A federal judge has temporarily blocked Arkansas from implementing a law that would have required parental consent for minors to create social media accounts. The judge granted a preliminary injunction requested by Net Choice, a tech industry trade group. The law, signed by Republican Governor Sarah Huckabee Sanders, was set to take effect on Friday. The judge stated that the law was likely to be found unconstitutional and questioned its effectiveness. Similar laws have been enacted in Texas and Louisiana, and top Republicans in Georgia are considering such legislation.
Title: Judge Blocks Arkansas Law Requiring Parental Approval for Minors to Create Social Media Accounts
In a significant victory for teenagers’ privacy rights, a federal judge has recently blocked an Arkansas law that sought to require parental consent for minors under the age of 18 to create social media accounts. The ruling serves as a strong reminder that protecting youngsters’ digital freedom should be balanced with their right to autonomy and self-expression.

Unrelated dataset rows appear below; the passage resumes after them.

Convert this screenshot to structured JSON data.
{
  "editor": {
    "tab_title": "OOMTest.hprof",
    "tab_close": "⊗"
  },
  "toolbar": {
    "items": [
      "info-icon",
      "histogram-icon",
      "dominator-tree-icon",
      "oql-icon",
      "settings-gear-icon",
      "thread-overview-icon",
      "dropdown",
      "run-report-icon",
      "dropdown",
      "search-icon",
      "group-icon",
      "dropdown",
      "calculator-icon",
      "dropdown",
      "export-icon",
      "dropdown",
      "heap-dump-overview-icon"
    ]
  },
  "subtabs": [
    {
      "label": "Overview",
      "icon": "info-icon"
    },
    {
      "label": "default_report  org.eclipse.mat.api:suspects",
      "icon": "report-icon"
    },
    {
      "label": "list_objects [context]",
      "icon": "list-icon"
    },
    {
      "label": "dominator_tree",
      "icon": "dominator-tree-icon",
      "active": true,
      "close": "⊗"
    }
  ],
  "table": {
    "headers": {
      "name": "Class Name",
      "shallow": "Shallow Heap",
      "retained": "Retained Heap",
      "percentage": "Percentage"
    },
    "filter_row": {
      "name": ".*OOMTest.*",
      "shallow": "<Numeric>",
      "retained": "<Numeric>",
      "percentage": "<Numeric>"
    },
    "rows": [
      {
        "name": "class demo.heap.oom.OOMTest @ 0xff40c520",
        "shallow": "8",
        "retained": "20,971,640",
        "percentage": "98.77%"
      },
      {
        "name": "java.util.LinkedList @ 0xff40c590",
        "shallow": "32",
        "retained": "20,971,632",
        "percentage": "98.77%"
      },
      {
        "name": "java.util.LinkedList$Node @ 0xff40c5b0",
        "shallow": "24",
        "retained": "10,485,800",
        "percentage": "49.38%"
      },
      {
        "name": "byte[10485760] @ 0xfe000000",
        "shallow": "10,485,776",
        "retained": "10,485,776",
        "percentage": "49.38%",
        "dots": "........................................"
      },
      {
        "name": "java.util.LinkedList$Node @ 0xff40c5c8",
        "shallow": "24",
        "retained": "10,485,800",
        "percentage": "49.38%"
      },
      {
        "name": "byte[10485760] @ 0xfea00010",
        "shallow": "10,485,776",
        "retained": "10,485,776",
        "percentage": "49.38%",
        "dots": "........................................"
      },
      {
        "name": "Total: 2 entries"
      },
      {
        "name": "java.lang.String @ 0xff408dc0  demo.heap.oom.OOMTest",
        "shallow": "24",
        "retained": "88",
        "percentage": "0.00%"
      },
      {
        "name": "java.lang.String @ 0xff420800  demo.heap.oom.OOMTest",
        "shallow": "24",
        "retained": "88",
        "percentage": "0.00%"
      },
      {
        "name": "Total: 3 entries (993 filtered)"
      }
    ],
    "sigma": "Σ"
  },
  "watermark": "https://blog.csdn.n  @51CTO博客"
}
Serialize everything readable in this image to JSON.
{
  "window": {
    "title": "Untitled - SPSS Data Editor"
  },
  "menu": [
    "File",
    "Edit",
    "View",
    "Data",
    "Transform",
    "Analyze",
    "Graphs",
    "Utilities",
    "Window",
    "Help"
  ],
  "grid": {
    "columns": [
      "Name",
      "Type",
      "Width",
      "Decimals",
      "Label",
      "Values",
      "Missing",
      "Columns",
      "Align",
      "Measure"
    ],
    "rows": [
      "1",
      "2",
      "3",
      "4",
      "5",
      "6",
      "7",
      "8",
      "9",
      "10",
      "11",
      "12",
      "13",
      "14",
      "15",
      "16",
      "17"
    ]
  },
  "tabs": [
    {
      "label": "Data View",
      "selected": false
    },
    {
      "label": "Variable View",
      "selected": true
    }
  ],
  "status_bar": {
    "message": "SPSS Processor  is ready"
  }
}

Arkansas lawmakers passed a measure in April 2021 that intended to mandate parental consent before minors could create and access social media accounts. The law aimed to safeguard young individuals from online predators and inappropriate content by giving parents more control over their children’s social media activity. However, the legislation quickly faced legal challenges from advocacy groups, arguing that it infringed minors’ First Amendment rights.

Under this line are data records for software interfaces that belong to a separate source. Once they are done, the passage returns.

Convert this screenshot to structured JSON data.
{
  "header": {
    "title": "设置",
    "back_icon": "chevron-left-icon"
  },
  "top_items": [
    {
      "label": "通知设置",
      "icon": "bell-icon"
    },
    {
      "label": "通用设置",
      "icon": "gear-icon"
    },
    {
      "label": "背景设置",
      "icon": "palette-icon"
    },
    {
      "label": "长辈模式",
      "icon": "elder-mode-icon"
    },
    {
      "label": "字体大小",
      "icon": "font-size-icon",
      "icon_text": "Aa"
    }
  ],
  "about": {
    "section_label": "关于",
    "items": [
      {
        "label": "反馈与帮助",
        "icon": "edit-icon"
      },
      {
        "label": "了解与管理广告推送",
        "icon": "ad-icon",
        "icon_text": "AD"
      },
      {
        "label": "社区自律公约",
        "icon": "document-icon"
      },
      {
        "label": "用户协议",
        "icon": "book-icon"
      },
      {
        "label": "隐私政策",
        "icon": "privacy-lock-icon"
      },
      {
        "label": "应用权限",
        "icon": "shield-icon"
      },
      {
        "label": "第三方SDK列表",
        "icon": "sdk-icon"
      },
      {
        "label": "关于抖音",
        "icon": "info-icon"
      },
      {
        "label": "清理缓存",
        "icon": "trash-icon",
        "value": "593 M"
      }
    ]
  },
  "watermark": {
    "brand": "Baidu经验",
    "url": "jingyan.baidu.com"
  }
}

The Blockade and Its Implications
U.S. District Judge James M. Moody Jr. struck down the Arkansas law, ruling that it violated the freedom of speech guaranteed by the U.S. Constitution. The judge argued that the legislation unjustifiably limited young individuals’ access to information, stifling their ability to participate in contemporary society. Furthermore, the law did not sufficiently address less restrictive alternatives to protect minors from potential digital harm.
While recognizing the legitimate concerns of parents regarding their children’s safety and well-being when using social media platforms, Judge Moody emphasized that the state’s approach was overly broad and failed to account for the significant advancements in digital literacy and online safety measures in recent years.
Balancing Online Safety and Privacy Rights
Although the Arkansas law aimed to safeguard minors, this judgment underlines the importance of striking a balance between ensuring youngsters’ online safety and respecting their privacy rights. Restrictive legislation should give equal weight to empowering minors to navigate the digital landscape responsibly and educating them about online risks.
Parents undoubtedly play a crucial role in guiding their children’s internet usage and protecting them from potential dangers. However, this responsibility must be carried out in a manner that supports young people’s development into responsible digital citizens. Approaches based on open communication, education, and fostering critical thinking skills are often more effective than overly invasive measures.
Responsible Use of Social Media
Rather than relying solely on legal requirements, stakeholders should work together to develop multi-faceted solutions to address online safety concerns for minors. Social media platforms, educators, parents, and policymakers should collaborate to create comprehensive and age-appropriate guidelines for minors regarding responsible internet use, privacy settings, and potential risks.
Digital literacy education must be an integral part of school curricula, teaching children and young adults about online privacy, cybersecurity, and the responsible use of social media. Empowering minors by equipping them with knowledge and skills to navigate the digital realm will enable them to make informed decisions and protect themselves online more effectively.
The recent ruling blocking the Arkansas law mandating parental consent for minors to create social media accounts emphasizes the importance of upholding youngsters’ rights to free speech and self-expression within the digital sphere. While concerns about child safety on social media are valid, this decision underscores the need for a balanced approach that respects the autonomy and privacy of minors. By fostering digital literacy and responsible guidance from parents, educators, and digital platforms, we can better ensure both the safety and the rights of young individuals in the digital age.